> [PROBLEM TO WORK ON]: From the data that follows, copy every line holding the string "enter".

> [STORED DATA]:
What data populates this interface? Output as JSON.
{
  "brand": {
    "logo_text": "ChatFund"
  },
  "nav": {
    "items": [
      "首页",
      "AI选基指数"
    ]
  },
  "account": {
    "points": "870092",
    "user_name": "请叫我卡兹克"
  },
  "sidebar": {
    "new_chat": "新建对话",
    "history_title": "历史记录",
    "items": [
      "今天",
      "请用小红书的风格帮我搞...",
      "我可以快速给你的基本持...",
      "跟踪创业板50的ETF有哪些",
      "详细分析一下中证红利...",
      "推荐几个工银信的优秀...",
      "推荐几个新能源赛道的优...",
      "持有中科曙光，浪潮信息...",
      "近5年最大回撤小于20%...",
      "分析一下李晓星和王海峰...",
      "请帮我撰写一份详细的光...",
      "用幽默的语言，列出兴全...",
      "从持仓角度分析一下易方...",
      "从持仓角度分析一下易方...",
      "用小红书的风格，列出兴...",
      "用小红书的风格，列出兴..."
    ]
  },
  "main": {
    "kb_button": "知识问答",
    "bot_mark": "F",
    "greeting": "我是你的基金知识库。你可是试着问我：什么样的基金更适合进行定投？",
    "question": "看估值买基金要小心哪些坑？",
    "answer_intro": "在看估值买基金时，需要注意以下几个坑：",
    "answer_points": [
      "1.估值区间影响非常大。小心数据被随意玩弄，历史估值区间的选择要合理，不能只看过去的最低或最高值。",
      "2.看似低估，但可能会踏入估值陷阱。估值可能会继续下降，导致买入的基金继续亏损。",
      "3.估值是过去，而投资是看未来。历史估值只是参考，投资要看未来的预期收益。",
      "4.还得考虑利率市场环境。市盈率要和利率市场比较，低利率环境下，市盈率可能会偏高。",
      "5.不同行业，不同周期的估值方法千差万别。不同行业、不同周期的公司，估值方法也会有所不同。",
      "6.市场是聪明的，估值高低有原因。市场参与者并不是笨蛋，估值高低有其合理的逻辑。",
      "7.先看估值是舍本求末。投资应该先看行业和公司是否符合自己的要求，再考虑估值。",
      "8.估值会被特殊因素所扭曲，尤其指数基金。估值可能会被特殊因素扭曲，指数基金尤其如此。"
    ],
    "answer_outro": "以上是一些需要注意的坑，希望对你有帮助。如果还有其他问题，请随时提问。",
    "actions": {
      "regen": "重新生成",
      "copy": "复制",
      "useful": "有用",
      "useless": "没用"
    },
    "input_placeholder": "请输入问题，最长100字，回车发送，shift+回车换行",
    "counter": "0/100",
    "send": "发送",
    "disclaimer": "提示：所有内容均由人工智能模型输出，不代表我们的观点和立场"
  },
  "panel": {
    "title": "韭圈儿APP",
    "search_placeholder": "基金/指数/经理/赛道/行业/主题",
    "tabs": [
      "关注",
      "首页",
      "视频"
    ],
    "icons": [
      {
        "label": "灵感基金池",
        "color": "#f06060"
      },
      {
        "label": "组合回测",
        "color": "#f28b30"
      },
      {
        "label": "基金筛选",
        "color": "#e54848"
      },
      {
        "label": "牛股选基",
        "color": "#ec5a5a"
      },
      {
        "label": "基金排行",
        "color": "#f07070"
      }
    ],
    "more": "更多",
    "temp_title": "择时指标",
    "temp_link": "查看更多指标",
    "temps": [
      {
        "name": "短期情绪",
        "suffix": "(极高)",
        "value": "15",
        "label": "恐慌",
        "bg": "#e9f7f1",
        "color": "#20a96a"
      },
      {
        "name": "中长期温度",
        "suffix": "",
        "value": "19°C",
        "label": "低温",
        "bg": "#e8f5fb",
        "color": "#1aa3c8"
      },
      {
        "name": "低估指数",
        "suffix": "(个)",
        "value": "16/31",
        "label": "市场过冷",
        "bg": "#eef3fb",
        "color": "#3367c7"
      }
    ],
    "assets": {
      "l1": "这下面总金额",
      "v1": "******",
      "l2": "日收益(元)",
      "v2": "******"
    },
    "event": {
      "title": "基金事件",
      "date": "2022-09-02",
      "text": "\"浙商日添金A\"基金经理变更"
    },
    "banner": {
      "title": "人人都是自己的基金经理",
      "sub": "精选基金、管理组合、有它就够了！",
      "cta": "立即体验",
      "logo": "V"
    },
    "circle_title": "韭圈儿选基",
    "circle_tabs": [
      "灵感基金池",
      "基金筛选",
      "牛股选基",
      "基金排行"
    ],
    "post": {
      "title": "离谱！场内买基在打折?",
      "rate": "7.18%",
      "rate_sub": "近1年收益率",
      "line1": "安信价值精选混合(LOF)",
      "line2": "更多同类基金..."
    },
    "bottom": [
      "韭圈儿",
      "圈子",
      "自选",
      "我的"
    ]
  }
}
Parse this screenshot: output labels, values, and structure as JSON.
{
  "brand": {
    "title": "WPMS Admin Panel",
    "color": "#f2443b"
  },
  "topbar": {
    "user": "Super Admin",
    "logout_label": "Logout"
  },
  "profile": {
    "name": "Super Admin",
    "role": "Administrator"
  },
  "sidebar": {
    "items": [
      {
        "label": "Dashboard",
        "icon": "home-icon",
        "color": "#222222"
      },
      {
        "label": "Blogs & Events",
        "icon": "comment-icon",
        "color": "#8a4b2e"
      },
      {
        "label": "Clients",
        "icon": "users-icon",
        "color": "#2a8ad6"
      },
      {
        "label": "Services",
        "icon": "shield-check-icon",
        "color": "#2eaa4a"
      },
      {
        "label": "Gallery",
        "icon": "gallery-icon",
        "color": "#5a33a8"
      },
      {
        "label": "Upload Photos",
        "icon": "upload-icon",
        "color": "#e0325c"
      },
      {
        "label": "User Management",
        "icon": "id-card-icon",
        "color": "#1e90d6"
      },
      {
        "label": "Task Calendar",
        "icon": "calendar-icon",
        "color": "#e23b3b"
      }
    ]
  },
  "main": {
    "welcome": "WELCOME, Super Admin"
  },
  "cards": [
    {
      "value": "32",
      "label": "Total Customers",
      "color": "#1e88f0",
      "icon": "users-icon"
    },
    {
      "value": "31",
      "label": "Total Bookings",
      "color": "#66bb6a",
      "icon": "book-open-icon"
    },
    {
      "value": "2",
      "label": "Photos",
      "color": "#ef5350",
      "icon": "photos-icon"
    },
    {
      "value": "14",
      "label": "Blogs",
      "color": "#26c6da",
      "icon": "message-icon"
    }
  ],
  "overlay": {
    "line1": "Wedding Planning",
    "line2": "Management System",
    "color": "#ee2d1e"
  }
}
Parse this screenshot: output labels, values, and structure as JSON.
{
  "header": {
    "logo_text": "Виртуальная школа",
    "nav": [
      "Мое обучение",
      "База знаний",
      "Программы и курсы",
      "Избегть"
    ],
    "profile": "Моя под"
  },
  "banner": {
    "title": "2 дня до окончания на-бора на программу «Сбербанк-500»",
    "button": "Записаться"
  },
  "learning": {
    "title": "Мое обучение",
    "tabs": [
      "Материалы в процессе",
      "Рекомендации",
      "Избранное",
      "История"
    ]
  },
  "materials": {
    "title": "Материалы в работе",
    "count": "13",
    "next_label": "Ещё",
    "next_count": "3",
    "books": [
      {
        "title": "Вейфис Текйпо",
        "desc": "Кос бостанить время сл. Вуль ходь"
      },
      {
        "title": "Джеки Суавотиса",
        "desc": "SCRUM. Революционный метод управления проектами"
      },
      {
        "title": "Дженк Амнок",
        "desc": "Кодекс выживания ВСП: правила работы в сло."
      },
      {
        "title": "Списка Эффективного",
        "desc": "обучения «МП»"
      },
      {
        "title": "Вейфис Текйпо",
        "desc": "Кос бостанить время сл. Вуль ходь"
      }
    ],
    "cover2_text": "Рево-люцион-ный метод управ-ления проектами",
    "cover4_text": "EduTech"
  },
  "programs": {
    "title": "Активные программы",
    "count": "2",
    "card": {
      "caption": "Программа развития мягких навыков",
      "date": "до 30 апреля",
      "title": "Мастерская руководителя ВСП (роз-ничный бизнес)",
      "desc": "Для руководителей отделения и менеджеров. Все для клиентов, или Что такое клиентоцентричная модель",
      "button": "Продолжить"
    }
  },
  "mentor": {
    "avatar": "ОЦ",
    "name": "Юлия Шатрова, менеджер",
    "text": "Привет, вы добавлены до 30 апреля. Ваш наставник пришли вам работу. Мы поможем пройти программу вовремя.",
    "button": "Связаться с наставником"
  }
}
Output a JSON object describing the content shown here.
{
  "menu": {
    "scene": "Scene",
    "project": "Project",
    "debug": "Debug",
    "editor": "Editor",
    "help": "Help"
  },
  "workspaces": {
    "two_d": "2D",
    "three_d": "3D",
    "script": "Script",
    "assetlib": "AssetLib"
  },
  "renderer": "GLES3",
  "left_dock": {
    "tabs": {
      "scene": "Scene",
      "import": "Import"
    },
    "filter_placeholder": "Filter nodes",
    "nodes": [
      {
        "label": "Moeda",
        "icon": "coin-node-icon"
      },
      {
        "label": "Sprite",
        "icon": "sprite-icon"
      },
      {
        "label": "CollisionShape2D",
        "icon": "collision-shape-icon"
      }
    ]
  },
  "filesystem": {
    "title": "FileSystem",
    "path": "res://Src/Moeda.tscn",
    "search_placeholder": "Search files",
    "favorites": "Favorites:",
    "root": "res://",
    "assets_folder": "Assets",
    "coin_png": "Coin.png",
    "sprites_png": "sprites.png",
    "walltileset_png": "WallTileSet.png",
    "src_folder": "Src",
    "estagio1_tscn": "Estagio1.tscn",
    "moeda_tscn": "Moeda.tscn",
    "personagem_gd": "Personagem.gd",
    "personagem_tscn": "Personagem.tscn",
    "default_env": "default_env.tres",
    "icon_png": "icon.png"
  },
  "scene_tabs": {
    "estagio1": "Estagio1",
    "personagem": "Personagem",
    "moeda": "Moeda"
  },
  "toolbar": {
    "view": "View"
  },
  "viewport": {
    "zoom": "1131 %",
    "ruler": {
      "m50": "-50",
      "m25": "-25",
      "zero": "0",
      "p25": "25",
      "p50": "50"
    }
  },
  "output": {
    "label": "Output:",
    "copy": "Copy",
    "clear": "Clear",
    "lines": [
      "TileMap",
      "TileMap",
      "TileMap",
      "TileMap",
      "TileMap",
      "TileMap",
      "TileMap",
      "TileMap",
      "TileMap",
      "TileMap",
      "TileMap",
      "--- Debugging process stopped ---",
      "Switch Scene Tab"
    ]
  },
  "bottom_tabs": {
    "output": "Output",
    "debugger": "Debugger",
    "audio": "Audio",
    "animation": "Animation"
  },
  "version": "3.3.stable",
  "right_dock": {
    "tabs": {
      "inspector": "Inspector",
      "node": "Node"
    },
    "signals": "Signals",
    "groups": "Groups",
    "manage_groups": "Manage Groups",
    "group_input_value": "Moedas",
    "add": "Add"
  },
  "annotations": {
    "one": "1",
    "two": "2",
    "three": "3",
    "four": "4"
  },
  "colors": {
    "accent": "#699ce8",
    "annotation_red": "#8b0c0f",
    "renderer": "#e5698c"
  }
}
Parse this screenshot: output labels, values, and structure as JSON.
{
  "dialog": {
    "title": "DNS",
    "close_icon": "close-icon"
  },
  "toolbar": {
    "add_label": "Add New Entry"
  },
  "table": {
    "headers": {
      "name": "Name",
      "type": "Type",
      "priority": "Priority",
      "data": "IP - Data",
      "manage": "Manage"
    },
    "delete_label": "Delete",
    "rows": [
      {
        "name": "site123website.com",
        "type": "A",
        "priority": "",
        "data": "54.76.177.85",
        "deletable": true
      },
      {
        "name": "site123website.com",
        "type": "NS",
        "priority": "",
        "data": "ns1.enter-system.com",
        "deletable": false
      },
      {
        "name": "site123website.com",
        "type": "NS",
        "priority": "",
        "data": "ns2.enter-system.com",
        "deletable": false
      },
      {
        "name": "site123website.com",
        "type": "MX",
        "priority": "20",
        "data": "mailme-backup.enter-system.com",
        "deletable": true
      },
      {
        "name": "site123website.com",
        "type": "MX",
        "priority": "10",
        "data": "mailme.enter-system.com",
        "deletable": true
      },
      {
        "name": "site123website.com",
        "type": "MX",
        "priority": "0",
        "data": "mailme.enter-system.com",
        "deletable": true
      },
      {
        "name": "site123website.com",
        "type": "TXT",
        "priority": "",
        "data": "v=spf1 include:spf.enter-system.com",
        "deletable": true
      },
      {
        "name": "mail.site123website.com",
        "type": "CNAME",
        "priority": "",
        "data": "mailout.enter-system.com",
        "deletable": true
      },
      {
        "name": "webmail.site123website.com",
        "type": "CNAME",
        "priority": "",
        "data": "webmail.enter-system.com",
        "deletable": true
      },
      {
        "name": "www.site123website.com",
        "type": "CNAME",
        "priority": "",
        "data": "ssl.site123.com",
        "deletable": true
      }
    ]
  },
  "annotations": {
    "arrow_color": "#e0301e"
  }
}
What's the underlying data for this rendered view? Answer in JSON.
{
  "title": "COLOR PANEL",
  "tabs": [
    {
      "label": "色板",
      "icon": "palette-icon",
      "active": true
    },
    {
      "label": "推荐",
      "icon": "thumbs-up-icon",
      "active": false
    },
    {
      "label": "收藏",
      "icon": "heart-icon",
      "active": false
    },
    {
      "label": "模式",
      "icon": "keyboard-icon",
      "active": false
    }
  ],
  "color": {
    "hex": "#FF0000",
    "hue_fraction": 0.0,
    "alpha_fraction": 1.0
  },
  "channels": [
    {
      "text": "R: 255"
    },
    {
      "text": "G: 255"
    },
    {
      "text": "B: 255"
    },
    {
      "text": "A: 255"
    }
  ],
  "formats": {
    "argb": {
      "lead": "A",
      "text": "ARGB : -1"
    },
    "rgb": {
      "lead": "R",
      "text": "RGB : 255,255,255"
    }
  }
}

> [REPLY TO THE EXERCISE]:
        "data": "ns1.enter-system.com",
        "data": "ns2.enter-system.com",
        "data": "mailme-backup.enter-system.com",
        "data": "mailme.enter-system.com",
        "data": "mailme.enter-system.com",
        "data": "v=spf1 include:spf.enter-system.com",
        "data": "mailout.enter-system.com",
        "data": "webmail.enter-system.com",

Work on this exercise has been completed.